___ Given records

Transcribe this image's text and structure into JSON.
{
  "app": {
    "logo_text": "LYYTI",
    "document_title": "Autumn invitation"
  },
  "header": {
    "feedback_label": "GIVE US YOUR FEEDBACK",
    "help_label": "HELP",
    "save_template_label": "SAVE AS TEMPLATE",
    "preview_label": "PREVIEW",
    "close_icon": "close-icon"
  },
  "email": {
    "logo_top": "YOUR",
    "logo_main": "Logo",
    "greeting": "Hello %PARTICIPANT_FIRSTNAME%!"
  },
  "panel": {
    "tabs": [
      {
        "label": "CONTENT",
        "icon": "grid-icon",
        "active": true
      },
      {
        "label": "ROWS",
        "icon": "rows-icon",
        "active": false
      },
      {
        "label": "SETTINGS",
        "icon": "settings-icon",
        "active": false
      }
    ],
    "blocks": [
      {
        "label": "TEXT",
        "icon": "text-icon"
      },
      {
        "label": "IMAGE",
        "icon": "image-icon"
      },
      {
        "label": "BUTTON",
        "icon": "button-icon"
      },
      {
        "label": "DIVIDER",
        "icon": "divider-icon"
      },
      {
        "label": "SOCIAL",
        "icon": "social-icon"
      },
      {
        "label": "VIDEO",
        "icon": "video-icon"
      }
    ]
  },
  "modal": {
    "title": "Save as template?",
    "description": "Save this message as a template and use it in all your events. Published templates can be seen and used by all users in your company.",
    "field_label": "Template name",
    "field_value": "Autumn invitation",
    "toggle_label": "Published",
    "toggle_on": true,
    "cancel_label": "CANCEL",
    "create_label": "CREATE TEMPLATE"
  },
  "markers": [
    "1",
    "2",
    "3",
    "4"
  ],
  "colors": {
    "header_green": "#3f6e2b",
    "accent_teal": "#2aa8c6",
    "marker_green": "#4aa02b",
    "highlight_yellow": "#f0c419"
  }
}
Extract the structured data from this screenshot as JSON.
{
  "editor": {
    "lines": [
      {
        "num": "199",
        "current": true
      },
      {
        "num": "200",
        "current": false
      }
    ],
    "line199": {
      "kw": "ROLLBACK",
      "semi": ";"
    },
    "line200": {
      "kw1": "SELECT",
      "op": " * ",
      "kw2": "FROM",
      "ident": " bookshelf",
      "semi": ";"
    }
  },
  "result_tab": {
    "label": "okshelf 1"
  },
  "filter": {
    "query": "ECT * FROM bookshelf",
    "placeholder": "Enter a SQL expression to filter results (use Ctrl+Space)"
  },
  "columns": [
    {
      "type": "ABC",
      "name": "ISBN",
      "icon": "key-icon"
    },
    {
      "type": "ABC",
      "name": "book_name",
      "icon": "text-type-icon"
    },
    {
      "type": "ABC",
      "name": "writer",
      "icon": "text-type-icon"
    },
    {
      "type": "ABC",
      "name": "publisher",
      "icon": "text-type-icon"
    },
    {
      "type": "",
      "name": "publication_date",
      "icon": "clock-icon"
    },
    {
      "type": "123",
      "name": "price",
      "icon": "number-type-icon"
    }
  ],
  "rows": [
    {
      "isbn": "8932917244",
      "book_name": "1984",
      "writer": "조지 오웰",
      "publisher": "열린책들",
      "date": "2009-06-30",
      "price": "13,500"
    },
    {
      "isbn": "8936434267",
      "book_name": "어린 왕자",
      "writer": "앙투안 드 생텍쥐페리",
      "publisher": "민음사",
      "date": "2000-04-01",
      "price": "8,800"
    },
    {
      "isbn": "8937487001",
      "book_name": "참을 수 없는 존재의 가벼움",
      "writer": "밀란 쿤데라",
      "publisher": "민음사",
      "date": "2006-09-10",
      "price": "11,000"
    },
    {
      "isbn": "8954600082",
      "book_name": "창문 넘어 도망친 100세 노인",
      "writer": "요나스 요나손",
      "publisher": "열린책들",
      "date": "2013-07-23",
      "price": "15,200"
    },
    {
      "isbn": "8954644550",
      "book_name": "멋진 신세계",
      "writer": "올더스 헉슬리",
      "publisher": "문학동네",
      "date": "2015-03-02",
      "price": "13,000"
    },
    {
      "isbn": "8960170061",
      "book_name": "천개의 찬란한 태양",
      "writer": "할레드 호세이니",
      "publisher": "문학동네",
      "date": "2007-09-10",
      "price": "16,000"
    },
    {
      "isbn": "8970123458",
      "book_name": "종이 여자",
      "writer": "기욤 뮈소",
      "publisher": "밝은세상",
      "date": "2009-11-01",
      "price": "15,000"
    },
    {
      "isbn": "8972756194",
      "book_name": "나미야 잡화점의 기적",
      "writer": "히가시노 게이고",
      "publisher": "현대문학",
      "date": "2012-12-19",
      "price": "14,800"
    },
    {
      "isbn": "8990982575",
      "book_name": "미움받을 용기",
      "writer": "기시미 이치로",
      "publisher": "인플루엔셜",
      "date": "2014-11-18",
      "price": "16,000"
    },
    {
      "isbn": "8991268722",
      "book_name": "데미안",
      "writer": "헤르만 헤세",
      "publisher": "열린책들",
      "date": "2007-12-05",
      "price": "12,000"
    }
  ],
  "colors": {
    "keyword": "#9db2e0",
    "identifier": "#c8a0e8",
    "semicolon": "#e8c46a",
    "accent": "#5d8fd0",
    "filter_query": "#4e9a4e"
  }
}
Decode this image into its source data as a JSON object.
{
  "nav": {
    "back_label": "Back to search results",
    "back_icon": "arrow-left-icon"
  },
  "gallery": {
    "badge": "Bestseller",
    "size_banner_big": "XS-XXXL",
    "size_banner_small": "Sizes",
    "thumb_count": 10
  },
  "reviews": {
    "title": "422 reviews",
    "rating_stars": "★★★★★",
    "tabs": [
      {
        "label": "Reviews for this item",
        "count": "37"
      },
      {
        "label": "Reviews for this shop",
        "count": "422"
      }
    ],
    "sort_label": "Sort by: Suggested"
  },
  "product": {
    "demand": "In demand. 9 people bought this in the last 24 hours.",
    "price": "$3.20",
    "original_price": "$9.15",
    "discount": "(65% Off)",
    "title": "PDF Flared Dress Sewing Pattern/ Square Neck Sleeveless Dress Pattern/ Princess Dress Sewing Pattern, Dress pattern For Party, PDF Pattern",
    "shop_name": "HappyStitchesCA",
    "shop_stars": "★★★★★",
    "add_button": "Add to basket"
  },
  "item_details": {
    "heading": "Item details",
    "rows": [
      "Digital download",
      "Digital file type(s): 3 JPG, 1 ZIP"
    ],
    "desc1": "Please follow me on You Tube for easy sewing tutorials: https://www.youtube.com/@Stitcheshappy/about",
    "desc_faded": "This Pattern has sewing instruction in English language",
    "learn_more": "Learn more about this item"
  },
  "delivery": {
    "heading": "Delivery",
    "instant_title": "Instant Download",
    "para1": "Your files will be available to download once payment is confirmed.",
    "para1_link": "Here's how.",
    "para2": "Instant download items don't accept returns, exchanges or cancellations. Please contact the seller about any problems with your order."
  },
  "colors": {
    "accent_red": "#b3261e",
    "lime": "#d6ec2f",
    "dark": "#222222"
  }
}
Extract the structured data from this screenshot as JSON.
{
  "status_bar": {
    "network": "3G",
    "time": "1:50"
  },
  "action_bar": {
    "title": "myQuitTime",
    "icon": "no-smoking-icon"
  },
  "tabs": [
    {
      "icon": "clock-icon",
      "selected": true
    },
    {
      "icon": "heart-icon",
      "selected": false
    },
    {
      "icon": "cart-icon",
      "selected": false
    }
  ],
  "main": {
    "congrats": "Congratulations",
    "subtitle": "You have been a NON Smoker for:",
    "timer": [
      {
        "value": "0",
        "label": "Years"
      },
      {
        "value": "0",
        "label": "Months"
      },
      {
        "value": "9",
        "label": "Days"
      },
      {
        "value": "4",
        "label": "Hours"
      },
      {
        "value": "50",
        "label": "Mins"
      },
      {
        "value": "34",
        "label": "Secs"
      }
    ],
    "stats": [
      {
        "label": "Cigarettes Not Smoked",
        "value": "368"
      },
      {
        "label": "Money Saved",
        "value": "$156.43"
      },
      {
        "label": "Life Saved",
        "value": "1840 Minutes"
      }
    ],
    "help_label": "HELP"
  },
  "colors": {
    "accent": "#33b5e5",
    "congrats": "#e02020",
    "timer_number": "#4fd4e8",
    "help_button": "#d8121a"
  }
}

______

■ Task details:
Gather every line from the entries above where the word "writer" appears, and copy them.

■ Answer section:
      "name": "writer",
      "writer": "조지 오웰",
      "writer": "앙투안 드 생텍쥐페리",
      "writer": "밀란 쿤데라",
      "writer": "요나스 요나손",
      "writer": "올더스 헉슬리",
      "writer": "할레드 호세이니",
      "writer": "기욤 뮈소",
      "writer": "히가시노 게이고",
      "writer": "기시미 이치로",
      "writer": "헤르만 헤세",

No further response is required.